hunt: In October a spokesman for the Montana Wood Products
Association had to eat crow after he suggested that the state's
elk season be shortened to allow for more timber harvesting.
Headlines in the Missoulian screamed, HUNTERS DEMAND APOLOGY,
then APOLOGY'S NOT GOOD ENOUGH and finally, in the paper's
Letters to the Editor section, YOU'RE DAMNED RIGHT--AN APOLOGY'S

The hunt may be sanctified, but it's also lucrative. In
Montana--a state that is one-third public land, with a population
of only 860,000--hunters spend about $160 million annually on
their sport, and that doesn't include the cost of license fees.
Starting next year, out-of-staters who hunt with a licensed
outfitter will pay $835 for a big-game combination tag. And
landowners could be paid up to $8,000 a year by the state's
department of fish, wildlife and parks for allowing hunters on
their property.

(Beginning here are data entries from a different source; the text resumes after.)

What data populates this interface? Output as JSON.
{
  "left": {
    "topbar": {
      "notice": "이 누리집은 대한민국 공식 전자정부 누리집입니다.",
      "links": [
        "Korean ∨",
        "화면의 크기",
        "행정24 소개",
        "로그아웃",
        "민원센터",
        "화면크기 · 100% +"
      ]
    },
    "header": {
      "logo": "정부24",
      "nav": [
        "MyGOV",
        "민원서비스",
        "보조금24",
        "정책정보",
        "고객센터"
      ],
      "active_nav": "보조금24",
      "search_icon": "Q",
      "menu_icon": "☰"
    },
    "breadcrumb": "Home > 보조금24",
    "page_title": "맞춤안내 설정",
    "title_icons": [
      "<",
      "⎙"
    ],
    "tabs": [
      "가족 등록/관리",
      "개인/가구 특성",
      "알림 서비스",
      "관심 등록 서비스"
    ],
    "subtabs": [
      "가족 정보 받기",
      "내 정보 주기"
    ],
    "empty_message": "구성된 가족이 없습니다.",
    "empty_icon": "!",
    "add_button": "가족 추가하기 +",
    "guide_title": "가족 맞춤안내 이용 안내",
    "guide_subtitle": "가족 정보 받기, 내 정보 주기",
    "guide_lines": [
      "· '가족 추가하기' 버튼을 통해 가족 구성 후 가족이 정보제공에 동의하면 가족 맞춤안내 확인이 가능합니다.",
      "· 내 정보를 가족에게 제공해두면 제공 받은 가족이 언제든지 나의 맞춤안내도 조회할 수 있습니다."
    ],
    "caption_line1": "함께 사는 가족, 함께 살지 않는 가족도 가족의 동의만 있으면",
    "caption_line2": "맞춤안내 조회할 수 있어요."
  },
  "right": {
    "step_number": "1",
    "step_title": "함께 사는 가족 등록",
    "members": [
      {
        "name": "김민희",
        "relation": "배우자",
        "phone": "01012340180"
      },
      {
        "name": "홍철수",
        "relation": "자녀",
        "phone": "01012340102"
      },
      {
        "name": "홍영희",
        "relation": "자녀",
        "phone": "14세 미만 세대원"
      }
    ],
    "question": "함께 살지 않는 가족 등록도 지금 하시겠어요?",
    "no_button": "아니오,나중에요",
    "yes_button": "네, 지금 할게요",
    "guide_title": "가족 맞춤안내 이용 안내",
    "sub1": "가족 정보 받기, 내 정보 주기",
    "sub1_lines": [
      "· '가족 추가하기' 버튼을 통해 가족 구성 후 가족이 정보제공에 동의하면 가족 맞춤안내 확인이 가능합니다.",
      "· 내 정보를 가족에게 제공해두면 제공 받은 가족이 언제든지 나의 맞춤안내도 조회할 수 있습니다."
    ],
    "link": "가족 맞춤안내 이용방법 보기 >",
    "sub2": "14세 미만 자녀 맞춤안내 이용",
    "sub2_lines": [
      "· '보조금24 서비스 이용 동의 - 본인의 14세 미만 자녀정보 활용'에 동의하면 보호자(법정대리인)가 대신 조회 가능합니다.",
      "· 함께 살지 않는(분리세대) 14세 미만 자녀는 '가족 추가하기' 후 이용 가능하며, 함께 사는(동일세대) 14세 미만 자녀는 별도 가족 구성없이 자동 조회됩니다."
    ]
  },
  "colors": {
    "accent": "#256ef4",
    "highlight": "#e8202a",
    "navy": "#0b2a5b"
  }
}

Even in-state hunters spend a lot. Tags can cost as much as $78.
Then there's $400 and up for a gun, ammo, groceries, gas,
clothing, butchering, trophy preparation ("Wildlife Preservation
Begins at Buckhorn Taxidermy!"), vehicular wear and tear, and
accessories such as a "sports saw"--not a long story about your
favorite team, but a tool for cutting through animals' bones. It
comes with a holster.

So why do hunters do it? An anthropologist might say that
hunting in Montana serves an important social function and is
critical to the survival of the family: It gets men the hell out
of the house before deep winter and cabin fever set in. How else
to explain why hunters dance the night away at Hunter's Balls in
saloons across the state on the eve of opening day, when, if
they were serious, they would be hunkering into position for a
shot at that big bull elk at dawn?

Some 87% of Montana hunters are male, and they are notoriously
averse to the presence of females on hunting trips. They tell
women they're too sensitive to see an animal die. But that
rationale smells of a ruse. Montana women are a pretty tough

In any case, hunters' wives have their own compensations:
Midnight Madness sales at department stores are de rigueur
during the season. And saloons know their female clients aren't
the type to sit home and mope. In Missoula this season, one
honky-tonk's enticing marquee read, WHILE THE BUCKS ARE HUNTING,

Perri Knize lives in Missoula, where she teaches magazine
writing at the University of Montana.

COLOR ILLUSTRATION: ILLUSTRATION BY PAUL CORIO [Drawing of moose driving car past sign reading "NOW LEAVING MONTANA"]